How many times have you heard that in the past five years? And it’s true that it’s easier now than ever before for authors to publish and to put their writing in front of potential readers—cheaper too. And yet. Even before the invention of the e-reader, very few writers were getting rich—or making any money to speak of—from their writing.
What about now? That’s the question Jeremy Greenfield asked recently on Forbes.com in his article, “How Much Money Do Self-Published Authors Make?” Citing a recent study from Digital Book World and Writers Digest, the median income range for self-published authors is under $5,000 and nearly 20 percent of self-published authors report deriving no income from their writing.

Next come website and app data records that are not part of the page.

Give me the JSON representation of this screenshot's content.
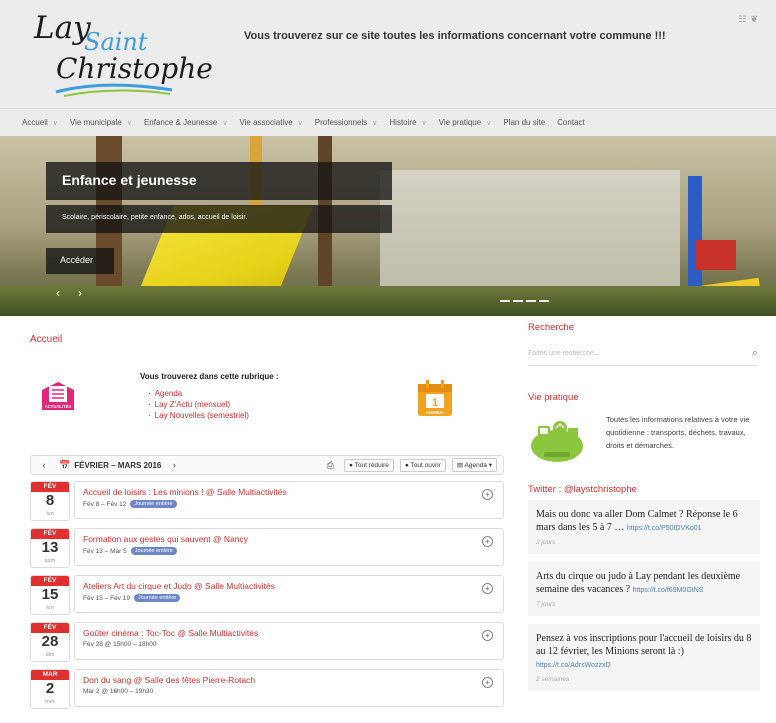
{
  "header": {
    "logo_line1": "Lay",
    "logo_line2": "Saint",
    "logo_line3": "Christophe",
    "tagline": "Vous trouverez sur ce site toutes les informations concernant votre commune !!!",
    "social_icons": [
      "rss-icon",
      "twitter-icon"
    ]
  },
  "nav": {
    "items": [
      {
        "label": "Accueil",
        "has_menu": true
      },
      {
        "label": "Vie municipale",
        "has_menu": true
      },
      {
        "label": "Enfance & Jeunesse",
        "has_menu": true
      },
      {
        "label": "Vie associative",
        "has_menu": true
      },
      {
        "label": "Professionnels",
        "has_menu": true
      },
      {
        "label": "Histoire",
        "has_menu": true
      },
      {
        "label": "Vie pratique",
        "has_menu": true
      },
      {
        "label": "Plan du site",
        "has_menu": false
      },
      {
        "label": "Contact",
        "has_menu": false
      }
    ]
  },
  "hero": {
    "title": "Enfance et jeunesse",
    "description": "Scolaire, périscolaire, petite enfance, ados, accueil de loisir.",
    "button": "Accéder"
  },
  "main": {
    "breadcrumb": "Accueil",
    "rubrique_title": "Vous trouverez dans cette rubrique :",
    "rubrique_links": [
      "Agenda",
      "Lay Z'Actu (mensuel)",
      "Lay Nouvelles (semestriel)"
    ],
    "actualites_icon_label": "ACTUALITÉS",
    "agenda_icon_label": "AGENDA",
    "agenda_icon_day": "1"
  },
  "agenda": {
    "range": "FÉVRIER – MARS 2016",
    "collapse_all": "Tout réduire",
    "expand_all": "Tout ouvrir",
    "view": "Agenda",
    "events": [
      {
        "month": "FÉV",
        "day": "8",
        "weekday": "lun",
        "title": "Accueil de loisirs : Les minions ! @ Salle Multiactivités",
        "when": "Fév 8 – Fév 12",
        "tag": "Journée entière"
      },
      {
        "month": "FÉV",
        "day": "13",
        "weekday": "sam",
        "title": "Formation aux gestes qui sauvent @ Nancy",
        "when": "Fév 13 – Mar 5",
        "tag": "Journée entière"
      },
      {
        "month": "FÉV",
        "day": "15",
        "weekday": "lun",
        "title": "Ateliers Art du cirque et Judo @ Salle Multiactivités",
        "when": "Fév 15 – Fév 19",
        "tag": "Journée entière"
      },
      {
        "month": "FÉV",
        "day": "28",
        "weekday": "dim",
        "title": "Goûter cinéma : Toc-Toc @ Salle Multiactivités",
        "when": "Fév 28 @ 15h00 – 18h00",
        "tag": ""
      },
      {
        "month": "MAR",
        "day": "2",
        "weekday": "mer",
        "title": "Don du sang @ Salle des fêtes Pierre-Rotach",
        "when": "Mar 2 @ 16h00 – 19h30",
        "tag": ""
      }
    ]
  },
  "sidebar": {
    "search_title": "Recherche",
    "search_placeholder": "Faites une recherche...",
    "vie_pratique_title": "Vie pratique",
    "vie_pratique_text": "Toutes les informations relatives à votre vie quotidienne : transports, déchets, travaux, droits et démarches.",
    "twitter_title": "Twitter : @laystchristophe",
    "tweets": [
      {
        "text": "Mais ou donc va aller Dom Calmet ? Réponse le 6 mars dans les 5 à 7 …",
        "link": "https://t.co/P50IDVKo01",
        "time": "2 jours"
      },
      {
        "text": "Arts du cirque ou judo à Lay pendant les deuxième semaine des vacances ?",
        "link": "https://t.co/f69M0GtNS",
        "time": "7 jours"
      },
      {
        "text": "Pensez à vos inscriptions pour l'accueil de loisirs du 8 au 12 février, les Minions seront là :)",
        "link": "https://t.co/AdrsWozzxD",
        "time": "2 semaines"
      }
    ]
  },
  "colors": {
    "accent": "#e0302f",
    "orange": "#f2a21e",
    "pink": "#e5247a",
    "green": "#8cc63e",
    "tag_blue": "#6c88c9"
  }
}
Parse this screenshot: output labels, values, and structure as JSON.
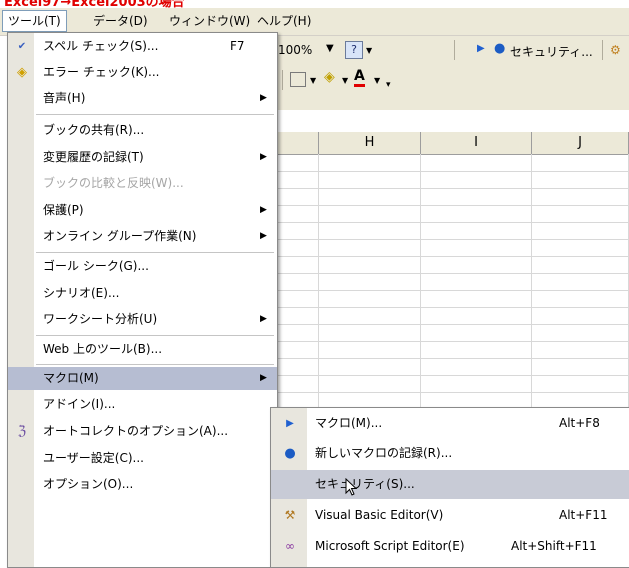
{
  "menubar": {
    "items": [
      {
        "label": "ツール(T)"
      },
      {
        "label": "データ(D)"
      },
      {
        "label": "ウィンドウ(W)"
      },
      {
        "label": "ヘルプ(H)"
      }
    ]
  },
  "toolbar": {
    "zoom": "100%",
    "security_label": "セキュリティ..."
  },
  "sheet": {
    "columns": [
      "H",
      "I",
      "J"
    ]
  },
  "tools_menu": {
    "items": [
      {
        "label": "スペル チェック(S)...",
        "shortcut": "F7",
        "icon": "spell-check-icon"
      },
      {
        "label": "エラー チェック(K)...",
        "icon": "error-check-icon"
      },
      {
        "label": "音声(H)",
        "submenu": true
      },
      {
        "label": "ブックの共有(R)..."
      },
      {
        "label": "変更履歴の記録(T)",
        "submenu": true
      },
      {
        "label": "ブックの比較と反映(W)...",
        "disabled": true
      },
      {
        "label": "保護(P)",
        "submenu": true
      },
      {
        "label": "オンライン グループ作業(N)",
        "submenu": true
      },
      {
        "label": "ゴール シーク(G)..."
      },
      {
        "label": "シナリオ(E)..."
      },
      {
        "label": "ワークシート分析(U)",
        "submenu": true
      },
      {
        "label": "Web 上のツール(B)..."
      },
      {
        "label": "マクロ(M)",
        "submenu": true,
        "selected": true
      },
      {
        "label": "アドイン(I)..."
      },
      {
        "label": "オートコレクトのオプション(A)...",
        "icon": "autocorrect-icon"
      },
      {
        "label": "ユーザー設定(C)..."
      },
      {
        "label": "オプション(O)..."
      }
    ]
  },
  "macro_submenu": {
    "items": [
      {
        "label": "マクロ(M)...",
        "shortcut": "Alt+F8",
        "icon": "play-icon"
      },
      {
        "label": "新しいマクロの記録(R)...",
        "icon": "record-icon"
      },
      {
        "label": "セキュリティ(S)...",
        "selected": true
      },
      {
        "label": "Visual Basic Editor(V)",
        "shortcut": "Alt+F11",
        "icon": "vb-editor-icon"
      },
      {
        "label": "Microsoft Script Editor(E)",
        "shortcut": "Alt+Shift+F11",
        "icon": "script-editor-icon"
      }
    ]
  },
  "colors": {
    "menu_selected": "#b6bdd2",
    "menubar_bg": "#ece9d8",
    "banner_text": "#e00000"
  }
}
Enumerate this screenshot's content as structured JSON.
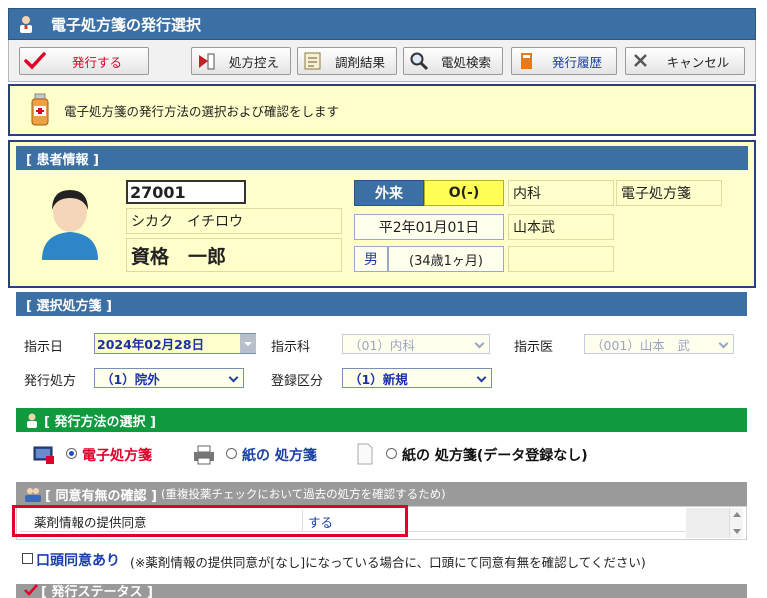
{
  "window": {
    "title": "電子処方箋の発行選択"
  },
  "toolbar": {
    "issue": "発行する",
    "rx_copy": "処方控え",
    "dispense_result": "調剤結果",
    "erx_search": "電処検索",
    "history": "発行履歴",
    "cancel": "キャンセル"
  },
  "info": {
    "message": "電子処方箋の発行方法の選択および確認をします"
  },
  "patient": {
    "header": "[ 患者情報 ]",
    "id": "27001",
    "kana": "シカク　イチロウ",
    "name": "資格　一郎",
    "visit_type": "外来",
    "insurance": "O(-)",
    "department": "内科",
    "rx_kind": "電子処方箋",
    "birthdate": "平2年01月01日",
    "doctor": "山本武",
    "sex": "男",
    "age": "(34歳1ヶ月)"
  },
  "selected": {
    "header": "[ 選択処方箋 ]",
    "date_label": "指示日",
    "date_value": "2024年02月28日",
    "dept_label": "指示科",
    "dept_value": "（01）内科",
    "doctor_label": "指示医",
    "doctor_value": "（001）山本　武",
    "issue_label": "発行処方",
    "issue_value": "（1）院外",
    "reg_label": "登録区分",
    "reg_value": "（1）新規"
  },
  "method": {
    "header": "[ 発行方法の選択 ]",
    "opt_electronic": "電子処方箋",
    "opt_paper": "紙の 処方箋",
    "opt_paper_noreg": "紙の 処方箋(データ登録なし)"
  },
  "consent": {
    "header": "[ 同意有無の確認 ]",
    "header_note": "(重複投薬チェックにおいて過去の処方を確認するため)",
    "row_label": "薬剤情報の提供同意",
    "row_value": "する",
    "oral_label": "口頭同意あり",
    "oral_note": "(※薬剤情報の提供同意が[なし]になっている場合に、口頭にて同意有無を確認してください)"
  },
  "status": {
    "header": "[ 発行ステータス ]"
  },
  "colors": {
    "title_bar": "#3c6fa3",
    "green_header": "#0f9a3e",
    "highlight_red": "#e0002a"
  }
}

At the high end of the spectrum, 1.8 percent of self-published authors made over $100,000 from their writing last year, compared with 8.8 percent of traditionally published authors and 13.2 percent of hybrid authors.
It’s a little better for authors who publish the traditional way: their median income range was $5,000 to $9,999. “Hybrid authors” (those who both self-publish and publish with established publishers) had a median income range of $15,000 to $19,999.
Bottomline? Outside of that lucky 1.8 percent making over $100K, the rest of us better have day jobs—or a trust fund. That much, at least, hasn’t changed.